The Printed Paper Parts for the Project
Grant supplies Alan with a template for the DVD case wrapper and for the booklet to go inside the case. Similar rules apply for designing the artwork for the paper parts as for the disc:
- Dark photographic images should be avoided if possible or test prints should be run to allow exposure to be adjusted so that the image can be used.
- The templates have an allowance for print bleed of 3mm all around the outer edge. This means that the image needs to extend at least 3mm outside of the cutline to allow for print discrepancies and to prevent the situation where tiny white lines can be seen around the edge of a print.
- Text should not be positioned within 3 or 4mm of the outer edge of the print.
As the paper parts are digitally printed, it is possible to consistently print a large area of solid colour and also to print a combination of solid colours and photographic images at a very high resolution, so if high resolution source images are available then it is important to take advantage of the capabilities of digital print.
Project Timing, Details and Finalising
An important part of Alan and Grant’s discussion is about project timing. DVD duplication is time consuming and companies that offer a high quality service are often very busy. The industry standard turn-around for a short run order of between 100 and 1000 copies is usually 3 to 4 working days from receipt of the finalised and approved artwork and the master disc for duplication.

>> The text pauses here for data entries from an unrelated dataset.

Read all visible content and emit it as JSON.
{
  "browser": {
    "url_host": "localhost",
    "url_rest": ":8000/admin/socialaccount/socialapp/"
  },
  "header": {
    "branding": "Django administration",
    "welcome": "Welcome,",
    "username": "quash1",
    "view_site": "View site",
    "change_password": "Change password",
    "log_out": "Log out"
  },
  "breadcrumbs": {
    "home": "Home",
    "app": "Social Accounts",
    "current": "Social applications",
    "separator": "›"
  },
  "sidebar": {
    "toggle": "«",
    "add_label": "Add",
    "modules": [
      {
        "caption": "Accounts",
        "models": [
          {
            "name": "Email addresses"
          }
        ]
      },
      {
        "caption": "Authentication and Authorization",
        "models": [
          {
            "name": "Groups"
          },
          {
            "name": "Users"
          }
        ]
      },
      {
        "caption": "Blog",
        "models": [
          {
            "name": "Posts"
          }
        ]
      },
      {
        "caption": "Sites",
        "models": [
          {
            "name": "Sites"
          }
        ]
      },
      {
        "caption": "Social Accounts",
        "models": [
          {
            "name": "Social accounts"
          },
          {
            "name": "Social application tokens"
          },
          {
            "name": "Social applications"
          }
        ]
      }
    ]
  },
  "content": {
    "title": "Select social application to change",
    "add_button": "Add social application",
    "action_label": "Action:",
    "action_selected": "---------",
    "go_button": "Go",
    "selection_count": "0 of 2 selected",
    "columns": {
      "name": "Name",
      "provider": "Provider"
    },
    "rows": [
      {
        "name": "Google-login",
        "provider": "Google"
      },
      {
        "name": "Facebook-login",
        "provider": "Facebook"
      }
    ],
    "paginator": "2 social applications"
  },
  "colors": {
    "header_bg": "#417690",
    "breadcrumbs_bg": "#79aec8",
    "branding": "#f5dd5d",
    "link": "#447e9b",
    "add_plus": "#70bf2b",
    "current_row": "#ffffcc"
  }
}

Submitting the information required to a company at short notice does not allow for any potential errors to be rectified with artwork or master disc content and can easily end in disaster. Alan has allowed 14 days for his DVD project which will allow him to compile, finalise and proof all of his printed material and disc artwork and also to check his master DVD content to ensure everything is correct and that the material does its job of representing his company well and helping it to stand out from his competitors.
In summary, bulleted list below covers the main considerations for the smooth running of a DVD duplication project to ensure that there are no headaches or stressful situations created by trying to get a job done at the last minute:
- Do your internet research or talk to business colleagues to find yourself a reputable service supplier. Customer feedback can be a good indication of the kind of customer service that you can expect.
- Ask your supplier for a lead time to ensure that they can meet your deadline.
- Obtain artwork templates from your supplier and don’t assume that you can use a generic template or a template from another supplier as many company’s printing processes may vary slightly.
- Don’t leave everything until the last minute as this can lead to disaster, whether it’s spelling or grammar errors in the copy or a mistake on the DVD master recording. Rushing a project can lead to simple problems being missed.
- Do your research to estimate how many units you may need. Running out on the day may mean that you lose business even though many suppliers can provide project re-runs very quickly. Also, the large the initial run, the lower the unit cost. Ordering 500 DVDs and then placing another order directly for another 500 units because you are running low is much more expensive than simply ordering 1000 units in the first place.